I’m showering it with affection, that’s for sure. I have worn both the ring and bracelet almost every day since December. I like that they aren’t matchy-matchy and that they don’t scream Native American. In fact, they look more Art Nouveau with simple feather etchings and tiny silver beads around the stones. I’ve always preferred green turquoise to the more common blue and the bracelet actually fits me (I have very small wrists and most cuff bracelets are way too big).

I have more than my share of jewelry and it’s all meaningful for one reason or another, but there is something special about this set … it speaks to me. It’s both stylish and unusual but more than that, the two pieces feel like good friends. I can’t explain it any better than that.

After wearing the set for a few weeks, I noticed that there was a very small  crack in the ring’s turquoise. I couldn’t remember if the crack was there when I got it and I was feeling stupid for perhaps wearing the ring too much and hurting the stone. How typical – these lovely pieces stay pristine for years and in three weeks I crack the stone.

Mom took a look through her jeweler’s loop and confirmed there was a crack, but not a deep one and she also could not recall if it had already been there. Then she said, You know what I think? I think the crack is Aunt Ruth speaking to you saying – thank you for loving and wearing my jewelry!

Well, if that’s true then I say in return – My pleasure, Aunt Ruth. Thank YOU and a big thanks to Mom, too.

Read Full Post »

Jason Wu designed Michelle Obama's 2009 inaugural gown.

Mrs. Obama is the perfect example of someone who shows price is not a factor in looking great.

Jason Wu

I agree that one does not have to spend a lot of money to have style. Style comes from imagination and creativity and willingness to take risks. However, I do believe that quality is essential to style. No matter how sharp a garment may look, it’s a sloppy presentation if  threads are pulling, the hemline puckers, or the fabric is cheap. Consumers don’t have to spend a fortune to look great but they should consider quality a priority. I have found quality clothing at Target (I still wear a favorite sweater I bought from Target ten years ago) and schlock at Saks.

I recommend shoppers take a good look at how a garment is made.

  • What’s the stitching like?
  • How much fabric is in the hem?
  • Is the hemline straight?
  • How does the fabric feel?
  • How is the fit?

There used to be a time when shoppers expected even inexpensive clothing to be properly constructed and made to last, but not anymore.
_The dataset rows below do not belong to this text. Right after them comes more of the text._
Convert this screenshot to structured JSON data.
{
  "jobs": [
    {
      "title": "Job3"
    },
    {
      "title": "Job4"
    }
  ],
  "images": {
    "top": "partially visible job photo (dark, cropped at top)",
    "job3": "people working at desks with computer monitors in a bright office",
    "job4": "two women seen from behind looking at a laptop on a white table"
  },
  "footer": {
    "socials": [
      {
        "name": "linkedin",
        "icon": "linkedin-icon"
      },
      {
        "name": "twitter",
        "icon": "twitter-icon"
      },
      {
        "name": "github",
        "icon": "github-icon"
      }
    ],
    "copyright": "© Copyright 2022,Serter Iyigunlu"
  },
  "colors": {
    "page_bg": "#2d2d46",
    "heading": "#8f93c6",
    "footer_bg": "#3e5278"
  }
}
Perhaps it’s time we raise our standards.

Read Full Post »

Image by Karl Lagerfeld in celebration of CHANEL in Japan.

Speaking of Karl Lagerfeld – he is a busy bee heading to Tokyo in March for three events:

  • reprising the CHANEL winter couture show
  • opening a CHANEL pop-up shop
  • mounting an exhibition celebrating the CHANEL tweed jacket

The exhibition is a collection of 100 photos from the upcoming book – The Little Black Jacket – by Lagerfeld and stylist, Carine Roitfeld (Steidl, 2012). The photos were taken by the multi-talented Lagerfeld and features celebrities sporting CHANEL’s LBJ. Included in the lineup are: Uma Thurman, Sarah Jessica Parker, Claudia Schiffer, and Yoko Ono.

Did you know that Lagerfeld had published many photography books? Click here for a list.  

Read Full Post »